How investment demand holds up will determine how brightly gold shines over the next couple of years. In particular, retail demand — individuals buying gold ETFs, bars, wafers and coins — is the swing factor. Institutional speculators in the gold futures market have retreated since last summer, as hedge funds have imploded.
Individuals, however, have a renewed taste for bling. UBS analysts report an acceleration of inflows into gold ETFs in recent weeks, as well as strong demand for physical gold — unusual given the rally in the US dollar since mid-December.
Can it be maintained?
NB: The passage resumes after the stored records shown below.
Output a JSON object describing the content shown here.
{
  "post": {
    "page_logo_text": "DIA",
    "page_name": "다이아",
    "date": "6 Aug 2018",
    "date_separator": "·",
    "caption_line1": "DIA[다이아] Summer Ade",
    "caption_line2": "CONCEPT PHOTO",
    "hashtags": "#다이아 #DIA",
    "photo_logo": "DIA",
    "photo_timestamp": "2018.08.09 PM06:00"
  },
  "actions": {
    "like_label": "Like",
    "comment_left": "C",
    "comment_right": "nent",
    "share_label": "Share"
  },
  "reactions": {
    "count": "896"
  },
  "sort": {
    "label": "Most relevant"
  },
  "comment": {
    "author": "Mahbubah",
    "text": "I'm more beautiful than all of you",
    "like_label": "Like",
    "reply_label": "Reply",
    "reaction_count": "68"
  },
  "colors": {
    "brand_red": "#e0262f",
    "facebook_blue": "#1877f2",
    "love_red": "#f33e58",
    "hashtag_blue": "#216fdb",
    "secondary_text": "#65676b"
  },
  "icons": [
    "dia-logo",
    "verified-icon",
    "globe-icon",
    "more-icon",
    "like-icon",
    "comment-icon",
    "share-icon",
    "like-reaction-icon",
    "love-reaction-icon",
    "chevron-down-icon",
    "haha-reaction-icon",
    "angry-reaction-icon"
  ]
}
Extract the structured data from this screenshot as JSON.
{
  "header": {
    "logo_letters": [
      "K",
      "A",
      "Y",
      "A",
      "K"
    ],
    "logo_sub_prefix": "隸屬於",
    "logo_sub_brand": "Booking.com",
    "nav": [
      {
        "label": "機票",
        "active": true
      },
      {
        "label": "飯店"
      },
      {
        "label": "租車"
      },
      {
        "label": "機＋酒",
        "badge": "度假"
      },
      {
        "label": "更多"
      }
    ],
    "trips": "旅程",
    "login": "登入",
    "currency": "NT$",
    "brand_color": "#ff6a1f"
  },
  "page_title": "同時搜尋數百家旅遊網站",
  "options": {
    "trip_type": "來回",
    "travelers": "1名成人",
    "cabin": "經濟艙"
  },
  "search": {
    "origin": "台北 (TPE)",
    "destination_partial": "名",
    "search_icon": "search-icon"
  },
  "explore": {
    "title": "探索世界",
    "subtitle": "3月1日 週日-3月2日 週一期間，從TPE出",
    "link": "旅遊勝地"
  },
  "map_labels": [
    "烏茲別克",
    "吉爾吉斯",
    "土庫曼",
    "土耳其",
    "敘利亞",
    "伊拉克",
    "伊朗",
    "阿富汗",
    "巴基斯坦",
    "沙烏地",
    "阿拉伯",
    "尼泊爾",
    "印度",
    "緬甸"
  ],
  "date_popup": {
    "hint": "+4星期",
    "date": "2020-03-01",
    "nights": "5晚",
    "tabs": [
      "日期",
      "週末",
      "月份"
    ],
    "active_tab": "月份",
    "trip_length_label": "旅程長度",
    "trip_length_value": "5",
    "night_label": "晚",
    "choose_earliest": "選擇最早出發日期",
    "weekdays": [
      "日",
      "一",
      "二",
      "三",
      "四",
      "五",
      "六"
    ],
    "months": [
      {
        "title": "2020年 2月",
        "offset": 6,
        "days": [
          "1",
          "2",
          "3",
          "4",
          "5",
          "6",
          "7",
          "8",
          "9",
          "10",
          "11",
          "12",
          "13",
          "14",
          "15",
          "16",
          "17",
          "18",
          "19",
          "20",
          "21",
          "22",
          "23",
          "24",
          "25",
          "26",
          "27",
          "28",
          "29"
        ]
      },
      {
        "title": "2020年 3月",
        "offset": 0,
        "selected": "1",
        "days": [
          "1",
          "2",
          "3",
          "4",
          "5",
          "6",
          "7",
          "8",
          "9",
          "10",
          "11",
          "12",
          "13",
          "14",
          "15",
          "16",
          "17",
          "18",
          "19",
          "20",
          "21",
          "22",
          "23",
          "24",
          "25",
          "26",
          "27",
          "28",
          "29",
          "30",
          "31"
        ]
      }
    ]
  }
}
The key, reckons UBS metals strategist John Reade, is whether gold switches from being a "small minority" investment to merely a "minority" investment. The eight gold ETFs he tracks are worth, collectively, around $36 billion — roughly 1% of the savings in U.S. money market funds.
A relatively small shift in the percentage of their portfolios that investors tuck away in gold would keep the price elevated. While inherently uncertain, there are valid reasons to expect such an outcome. Dislocation in equities and other traditional investments should encourage diversification — perhaps even in India, given the collapse in the Sensex and the scandal at Satyam Computer Services Ltd.
Investors may also finally question the merits of piling into US Treasurys as a safe haven: Why lower Washington's borrowing costs even as it spews out ever more paper? Quantitative easing necessarily raises the specter of deflation, which is bad for gold prices. Equally, however, it speaks to general currency mayhem and increased risk of a longer-term inflationary overshoot — both good for gold.
This WSJ analysis looks at the trend of corporate earnings growth, and it shows (in graph) we are having a downside overshot on earnings and it will take longer than normal to recover. This is not good for stock market.
There are hints lately that the economy’s collapse isn’t quite as precipitous as it once was, which suggests the worst may be over for corporate profits, too. That doesn’t mean they are anywhere close to normal.
Since World War II, earnings have grown at about 6% a year, slightly trailing economic growth. But earnings have fallen well off trend during the current recession.
a similar but much gorgeous chart:
(click to enlarge; chart via Bob Bronson Capital Management)
“As-reported” earnings per share — which, unlike “operating” EPS, conform to accounting standards — of companies in the S&P 500 are on pace to total just $28.75 for the past four quarters, according to Standard & Poor’s. That is roughly 61% below where they would be had they maintained a 6% growth rate in recent years, estimates Vitaliy Katsenelson, head of research at Investment Management Associates in Denver.
Earnings overshot the trend by about 31% before the downturn, Mr. Katsenelson estimates, and if recent history is any guide the payback will be vicious. Earnings got 18% above trend during the tech-stock boom, for example, but then fell 50% below trend and took 2½ years to crawl back. Given current forecasts for as-reported earnings, profit growth could still be nearly 40% below trend by the end of 2010.
Stock prices can still rise during that recovery. And profit growth tends to be turbocharged coming out of a recession, helping earnings catch up to their long-term average.
But long-term growth could be slowed for years to come by a hobbled banking sector and debt-shedding U.S. consumers. In short, stocks mightn’t be quite as cheap as they look.